It was apparently a wild fit of a dream. I mean, the Lord came. That cannot have been a comfortable situation. And, true to form, God tells him not to be afraid. “Oh, no,” Joseph thought, “I have read this before. When the Lord tells you not to be afraid, things tend to happen–things like the floor of your world on which your standing giving way and you falling uncontrollably into something that you never imagined and for which you certainly could never have planned. Hold on!” And the Lord hands him a story that doesn’t even make sense. Joseph is being asked to step back into the story. And oh what a story it has become. Joseph is being asked to raise the child that IS the Messiah. Joseph is being asked to love him and guide him and discipline him (Good grief, how do you discipline a Messiah? I mean, does he get like some sort of Divine time out?) Joseph is even told what to name the child.

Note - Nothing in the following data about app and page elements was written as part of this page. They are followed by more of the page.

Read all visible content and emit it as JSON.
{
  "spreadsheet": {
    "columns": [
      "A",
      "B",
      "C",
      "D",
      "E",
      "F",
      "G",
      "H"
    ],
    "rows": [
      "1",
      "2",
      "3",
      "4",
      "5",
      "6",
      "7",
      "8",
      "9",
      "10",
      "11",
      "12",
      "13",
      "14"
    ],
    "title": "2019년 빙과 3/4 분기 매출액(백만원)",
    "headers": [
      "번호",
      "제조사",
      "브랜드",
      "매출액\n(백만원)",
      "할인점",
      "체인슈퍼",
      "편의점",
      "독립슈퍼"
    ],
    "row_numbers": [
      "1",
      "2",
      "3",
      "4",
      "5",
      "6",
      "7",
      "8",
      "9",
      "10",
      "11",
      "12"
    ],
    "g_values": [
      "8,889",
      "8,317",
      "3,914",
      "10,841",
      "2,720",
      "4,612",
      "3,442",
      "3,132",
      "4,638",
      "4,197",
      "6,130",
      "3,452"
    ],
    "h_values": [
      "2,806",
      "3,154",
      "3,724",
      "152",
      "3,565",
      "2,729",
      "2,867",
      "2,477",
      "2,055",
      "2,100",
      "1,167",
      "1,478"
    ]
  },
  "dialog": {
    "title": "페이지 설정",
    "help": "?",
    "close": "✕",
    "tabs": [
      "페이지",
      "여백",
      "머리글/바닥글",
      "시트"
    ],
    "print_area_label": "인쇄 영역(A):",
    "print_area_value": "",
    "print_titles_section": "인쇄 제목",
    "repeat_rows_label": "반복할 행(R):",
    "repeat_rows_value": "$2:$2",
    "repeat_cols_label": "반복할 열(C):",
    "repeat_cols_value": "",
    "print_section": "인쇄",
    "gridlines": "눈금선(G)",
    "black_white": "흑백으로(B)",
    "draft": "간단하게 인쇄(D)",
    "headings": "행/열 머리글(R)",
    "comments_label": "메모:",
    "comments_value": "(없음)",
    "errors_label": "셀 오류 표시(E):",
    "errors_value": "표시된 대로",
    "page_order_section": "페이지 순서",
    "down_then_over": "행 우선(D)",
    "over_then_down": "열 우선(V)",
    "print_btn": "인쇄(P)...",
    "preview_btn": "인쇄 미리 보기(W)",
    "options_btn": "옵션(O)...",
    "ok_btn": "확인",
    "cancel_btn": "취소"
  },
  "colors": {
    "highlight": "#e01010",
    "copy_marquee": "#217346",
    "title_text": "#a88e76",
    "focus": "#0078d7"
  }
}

Well, I’m betting that Joseph’s first thought when he awoke was that he had eaten some bad shrimp or something (wait, that wouldn’t be…crustaceans and all…maybe he wondered if he had had a bad piece of lamb). He probably laid there for a few minutes processing it all. I mean, remember, the verses before the ones we read remind us that Joseph was descended from a long line of dreamers. In fact, old Grandpa Jacob (like 34 “greats” ago) had fought back, wrestling until the break of day! Remember that? And then Joseph got up and moved out of the way and followed. He had plans. He had a reputation to think of. He had a face that he had to present to the temple. He had a life. But Joseph moved aside and fell speechless. And then God gave him his voice.
Advent should be our reminder to fall speechless, to get out of the way, and listen. We, too, will be given our voice.
You must give birth to your images. They are the future waiting to be born. Fear not the strangeness you feel. The future must enter you long before it happens. Just wait for the birth, for the hour of new clarity.” (Rainer Maria Rilke)
FOR TODAY: Shhhh! Fall silent and let the Lord give you your voice.
Grace and Peace,